ASSIGNMENT
Every line below that mentions the word "Fundamentos" should be copied out.

MATERIALS PROVIDED
· · · · · · ·

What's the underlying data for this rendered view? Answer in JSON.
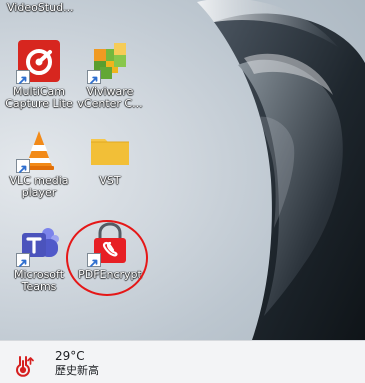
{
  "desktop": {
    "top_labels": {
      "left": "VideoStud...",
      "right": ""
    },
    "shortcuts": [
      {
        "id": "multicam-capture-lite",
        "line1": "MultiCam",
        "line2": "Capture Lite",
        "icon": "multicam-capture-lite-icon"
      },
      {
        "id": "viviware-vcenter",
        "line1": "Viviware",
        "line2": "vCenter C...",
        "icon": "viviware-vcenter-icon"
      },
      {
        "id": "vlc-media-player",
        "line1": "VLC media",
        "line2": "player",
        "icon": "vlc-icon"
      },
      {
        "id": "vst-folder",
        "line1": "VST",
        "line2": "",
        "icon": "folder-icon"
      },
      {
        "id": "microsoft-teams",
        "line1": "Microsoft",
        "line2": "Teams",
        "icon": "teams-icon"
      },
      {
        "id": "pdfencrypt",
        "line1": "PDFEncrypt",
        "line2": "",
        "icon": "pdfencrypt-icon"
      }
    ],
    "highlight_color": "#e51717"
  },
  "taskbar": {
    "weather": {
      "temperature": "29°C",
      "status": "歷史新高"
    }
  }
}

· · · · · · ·

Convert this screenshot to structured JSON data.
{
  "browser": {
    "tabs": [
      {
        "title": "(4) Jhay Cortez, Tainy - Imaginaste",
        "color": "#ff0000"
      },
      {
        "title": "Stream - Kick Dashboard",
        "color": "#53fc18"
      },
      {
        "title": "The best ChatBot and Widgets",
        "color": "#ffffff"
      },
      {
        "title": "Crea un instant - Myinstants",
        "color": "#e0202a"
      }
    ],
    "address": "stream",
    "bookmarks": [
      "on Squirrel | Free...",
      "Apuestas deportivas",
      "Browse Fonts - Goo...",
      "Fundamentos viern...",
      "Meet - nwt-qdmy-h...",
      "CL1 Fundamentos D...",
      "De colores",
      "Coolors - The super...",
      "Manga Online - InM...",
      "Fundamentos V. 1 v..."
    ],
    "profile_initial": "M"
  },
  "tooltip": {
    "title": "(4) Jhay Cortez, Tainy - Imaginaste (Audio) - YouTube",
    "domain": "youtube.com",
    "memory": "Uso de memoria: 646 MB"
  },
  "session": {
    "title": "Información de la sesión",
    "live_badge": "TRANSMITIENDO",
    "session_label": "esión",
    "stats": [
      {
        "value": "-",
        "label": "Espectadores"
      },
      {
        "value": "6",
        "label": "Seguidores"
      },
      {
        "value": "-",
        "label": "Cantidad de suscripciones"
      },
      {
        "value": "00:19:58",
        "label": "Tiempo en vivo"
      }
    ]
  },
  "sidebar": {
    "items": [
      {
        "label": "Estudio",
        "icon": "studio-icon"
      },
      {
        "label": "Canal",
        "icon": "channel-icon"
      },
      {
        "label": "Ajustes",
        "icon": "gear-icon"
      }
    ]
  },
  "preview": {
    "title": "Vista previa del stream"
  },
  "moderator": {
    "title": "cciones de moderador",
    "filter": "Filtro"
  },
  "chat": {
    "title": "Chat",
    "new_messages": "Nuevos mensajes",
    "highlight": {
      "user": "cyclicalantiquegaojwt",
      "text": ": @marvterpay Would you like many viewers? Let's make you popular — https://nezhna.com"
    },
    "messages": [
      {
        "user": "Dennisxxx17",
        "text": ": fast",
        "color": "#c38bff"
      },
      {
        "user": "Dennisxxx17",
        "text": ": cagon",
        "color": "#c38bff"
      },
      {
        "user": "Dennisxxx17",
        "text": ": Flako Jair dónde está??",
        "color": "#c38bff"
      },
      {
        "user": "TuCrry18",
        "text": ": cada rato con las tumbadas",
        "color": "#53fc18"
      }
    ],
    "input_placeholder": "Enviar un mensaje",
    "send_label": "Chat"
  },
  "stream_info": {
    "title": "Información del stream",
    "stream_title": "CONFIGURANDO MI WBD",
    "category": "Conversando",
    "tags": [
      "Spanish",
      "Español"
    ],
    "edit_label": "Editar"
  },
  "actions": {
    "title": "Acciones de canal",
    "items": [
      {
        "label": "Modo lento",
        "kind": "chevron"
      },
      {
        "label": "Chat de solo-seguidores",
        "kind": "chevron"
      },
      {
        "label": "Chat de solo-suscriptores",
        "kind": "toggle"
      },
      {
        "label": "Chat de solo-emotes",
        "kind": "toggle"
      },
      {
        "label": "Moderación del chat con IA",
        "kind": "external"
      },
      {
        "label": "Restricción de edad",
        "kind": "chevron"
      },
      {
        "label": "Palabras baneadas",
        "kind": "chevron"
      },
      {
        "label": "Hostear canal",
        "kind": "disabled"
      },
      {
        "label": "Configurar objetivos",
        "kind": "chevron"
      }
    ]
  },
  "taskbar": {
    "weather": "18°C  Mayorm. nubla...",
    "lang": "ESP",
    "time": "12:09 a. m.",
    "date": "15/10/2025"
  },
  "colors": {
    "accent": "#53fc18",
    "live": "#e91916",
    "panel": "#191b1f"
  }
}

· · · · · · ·

ANSWER TO THIS PROBLEM
      "Fundamentos viern...",
      "CL1 Fundamentos D...",
      "Fundamentos V. 1 v..."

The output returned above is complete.